> WHAT THE TASK REQUIRES: Word for word, restate each entry that appears below.

(Data about app and page elements)
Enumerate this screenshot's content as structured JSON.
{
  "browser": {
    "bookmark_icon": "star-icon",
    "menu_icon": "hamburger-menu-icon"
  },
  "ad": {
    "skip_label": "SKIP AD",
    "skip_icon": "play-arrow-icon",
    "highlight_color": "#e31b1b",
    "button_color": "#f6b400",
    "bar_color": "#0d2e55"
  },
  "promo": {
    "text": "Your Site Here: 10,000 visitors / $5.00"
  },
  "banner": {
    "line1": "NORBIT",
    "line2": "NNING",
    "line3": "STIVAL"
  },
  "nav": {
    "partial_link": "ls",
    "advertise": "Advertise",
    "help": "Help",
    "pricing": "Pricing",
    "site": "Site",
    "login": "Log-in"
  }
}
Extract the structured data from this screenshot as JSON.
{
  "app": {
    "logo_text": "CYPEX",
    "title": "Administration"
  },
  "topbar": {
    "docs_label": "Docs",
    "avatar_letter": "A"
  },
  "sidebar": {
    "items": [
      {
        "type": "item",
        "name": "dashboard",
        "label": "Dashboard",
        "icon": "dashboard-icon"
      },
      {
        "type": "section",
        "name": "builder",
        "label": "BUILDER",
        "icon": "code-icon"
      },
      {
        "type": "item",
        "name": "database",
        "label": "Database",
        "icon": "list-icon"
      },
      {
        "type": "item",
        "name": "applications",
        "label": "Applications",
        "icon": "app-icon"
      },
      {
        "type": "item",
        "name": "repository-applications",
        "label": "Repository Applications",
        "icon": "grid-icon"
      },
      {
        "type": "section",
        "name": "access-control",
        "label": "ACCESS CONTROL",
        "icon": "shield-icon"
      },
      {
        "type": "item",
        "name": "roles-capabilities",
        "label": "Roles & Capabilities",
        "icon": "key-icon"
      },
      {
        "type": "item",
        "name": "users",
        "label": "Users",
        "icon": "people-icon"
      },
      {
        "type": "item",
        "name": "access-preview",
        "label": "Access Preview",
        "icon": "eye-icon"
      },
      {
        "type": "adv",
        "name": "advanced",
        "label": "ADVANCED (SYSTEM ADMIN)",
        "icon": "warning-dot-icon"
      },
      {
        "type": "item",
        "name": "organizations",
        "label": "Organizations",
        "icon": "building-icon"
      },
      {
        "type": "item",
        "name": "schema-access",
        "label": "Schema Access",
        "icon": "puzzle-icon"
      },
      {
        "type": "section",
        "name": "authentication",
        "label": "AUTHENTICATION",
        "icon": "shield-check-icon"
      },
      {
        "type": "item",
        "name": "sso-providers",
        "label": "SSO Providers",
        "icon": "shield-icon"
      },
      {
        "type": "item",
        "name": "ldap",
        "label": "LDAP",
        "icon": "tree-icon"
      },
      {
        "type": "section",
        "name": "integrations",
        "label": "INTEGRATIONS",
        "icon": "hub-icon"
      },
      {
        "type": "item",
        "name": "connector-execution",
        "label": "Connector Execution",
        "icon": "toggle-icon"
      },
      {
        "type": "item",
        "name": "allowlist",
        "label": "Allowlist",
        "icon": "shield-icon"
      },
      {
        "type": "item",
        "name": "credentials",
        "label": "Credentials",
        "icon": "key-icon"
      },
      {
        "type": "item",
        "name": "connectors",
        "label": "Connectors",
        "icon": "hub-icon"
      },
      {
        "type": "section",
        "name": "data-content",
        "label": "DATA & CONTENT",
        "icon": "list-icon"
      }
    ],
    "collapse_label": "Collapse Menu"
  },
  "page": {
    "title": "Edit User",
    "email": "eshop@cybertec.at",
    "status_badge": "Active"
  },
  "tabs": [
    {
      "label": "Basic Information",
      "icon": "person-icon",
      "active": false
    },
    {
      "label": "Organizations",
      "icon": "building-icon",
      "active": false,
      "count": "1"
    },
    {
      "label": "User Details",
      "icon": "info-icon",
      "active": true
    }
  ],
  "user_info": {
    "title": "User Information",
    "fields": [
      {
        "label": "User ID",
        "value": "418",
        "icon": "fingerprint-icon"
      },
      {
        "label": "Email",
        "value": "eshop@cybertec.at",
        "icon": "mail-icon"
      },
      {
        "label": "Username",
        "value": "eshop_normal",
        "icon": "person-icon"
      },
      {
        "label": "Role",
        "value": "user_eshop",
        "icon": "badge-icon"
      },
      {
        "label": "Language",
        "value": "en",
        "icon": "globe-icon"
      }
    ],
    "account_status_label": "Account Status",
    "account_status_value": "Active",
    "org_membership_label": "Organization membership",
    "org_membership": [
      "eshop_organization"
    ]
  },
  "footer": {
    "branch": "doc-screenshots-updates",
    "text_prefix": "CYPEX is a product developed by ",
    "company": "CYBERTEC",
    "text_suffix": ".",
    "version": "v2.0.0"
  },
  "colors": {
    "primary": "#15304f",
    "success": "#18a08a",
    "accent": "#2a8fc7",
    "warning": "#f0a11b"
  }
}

> OUTPUT BELOW:
Enumerate this screenshot's content as structured JSON.
{
  "browser": {
    "bookmark_icon": "star-icon",
    "menu_icon": "hamburger-menu-icon"
  },
  "ad": {
    "skip_label": "SKIP AD",
    "skip_icon": "play-arrow-icon",
    "highlight_color": "#e31b1b",
    "button_color": "#f6b400",
    "bar_color": "#0d2e55"
  },
  "promo": {
    "text": "Your Site Here: 10,000 visitors / $5.00"
  },
  "banner": {
    "line1": "NORBIT",
    "line2": "NNING",
    "line3": "STIVAL"
  },
  "nav": {
    "partial_link": "ls",
    "advertise": "Advertise",
    "help": "Help",
    "pricing": "Pricing",
    "site": "Site",
    "login": "Log-in"
  }
}
Extract the structured data from this screenshot as JSON.
{
  "app": {
    "logo_text": "CYPEX",
    "title": "Administration"
  },
  "topbar": {
    "docs_label": "Docs",
    "avatar_letter": "A"
  },
  "sidebar": {
    "items": [
      {
        "type": "item",
        "name": "dashboard",
        "label": "Dashboard",
        "icon": "dashboard-icon"
      },
      {
        "type": "section",
        "name": "builder",
        "label": "BUILDER",
        "icon": "code-icon"
      },
      {
        "type": "item",
        "name": "database",
        "label": "Database",
        "icon": "list-icon"
      },
      {
        "type": "item",
        "name": "applications",
        "label": "Applications",
        "icon": "app-icon"
      },
      {
        "type": "item",
        "name": "repository-applications",
        "label": "Repository Applications",
        "icon": "grid-icon"
      },
      {
        "type": "section",
        "name": "access-control",
        "label": "ACCESS CONTROL",
        "icon": "shield-icon"
      },
      {
        "type": "item",
        "name": "roles-capabilities",
        "label": "Roles & Capabilities",
        "icon": "key-icon"
      },
      {
        "type": "item",
        "name": "users",
        "label": "Users",
        "icon": "people-icon"
      },
      {
        "type": "item",
        "name": "access-preview",
        "label": "Access Preview",
        "icon": "eye-icon"
      },
      {
        "type": "adv",
        "name": "advanced",
        "label": "ADVANCED (SYSTEM ADMIN)",
        "icon": "warning-dot-icon"
      },
      {
        "type": "item",
        "name": "organizations",
        "label": "Organizations",
        "icon": "building-icon"
      },
      {
        "type": "item",
        "name": "schema-access",
        "label": "Schema Access",
        "icon": "puzzle-icon"
      },
      {
        "type": "section",
        "name": "authentication",
        "label": "AUTHENTICATION",
        "icon": "shield-check-icon"
      },
      {
        "type": "item",
        "name": "sso-providers",
        "label": "SSO Providers",
        "icon": "shield-icon"
      },
      {
        "type": "item",
        "name": "ldap",
        "label": "LDAP",
        "icon": "tree-icon"
      },
      {
        "type": "section",
        "name": "integrations",
        "label": "INTEGRATIONS",
        "icon": "hub-icon"
      },
      {
        "type": "item",
        "name": "connector-execution",
        "label": "Connector Execution",
        "icon": "toggle-icon"
      },
      {
        "type": "item",
        "name": "allowlist",
        "label": "Allowlist",
        "icon": "shield-icon"
      },
      {
        "type": "item",
        "name": "credentials",
        "label": "Credentials",
        "icon": "key-icon"
      },
      {
        "type": "item",
        "name": "connectors",
        "label": "Connectors",
        "icon": "hub-icon"
      },
      {
        "type": "section",
        "name": "data-content",
        "label": "DATA & CONTENT",
        "icon": "list-icon"
      }
    ],
    "collapse_label": "Collapse Menu"
  },
  "page": {
    "title": "Edit User",
    "email": "eshop@cybertec.at",
    "status_badge": "Active"
  },
  "tabs": [
    {
      "label": "Basic Information",
      "icon": "person-icon",
      "active": false
    },
    {
      "label": "Organizations",
      "icon": "building-icon",
      "active": false,
      "count": "1"
    },
    {
      "label": "User Details",
      "icon": "info-icon",
      "active": true
    }
  ],
  "user_info": {
    "title": "User Information",
    "fields": [
      {
        "label": "User ID",
        "value": "418",
        "icon": "fingerprint-icon"
      },
      {
        "label": "Email",
        "value": "eshop@cybertec.at",
        "icon": "mail-icon"
      },
      {
        "label": "Username",
        "value": "eshop_normal",
        "icon": "person-icon"
      },
      {
        "label": "Role",
        "value": "user_eshop",
        "icon": "badge-icon"
      },
      {
        "label": "Language",
        "value": "en",
        "icon": "globe-icon"
      }
    ],
    "account_status_label": "Account Status",
    "account_status_value": "Active",
    "org_membership_label": "Organization membership",
    "org_membership": [
      "eshop_organization"
    ]
  },
  "footer": {
    "branch": "doc-screenshots-updates",
    "text_prefix": "CYPEX is a product developed by ",
    "company": "CYBERTEC",
    "text_suffix": ".",
    "version": "v2.0.0"
  },
  "colors": {
    "primary": "#15304f",
    "success": "#18a08a",
    "accent": "#2a8fc7",
    "warning": "#f0a11b"
  }
}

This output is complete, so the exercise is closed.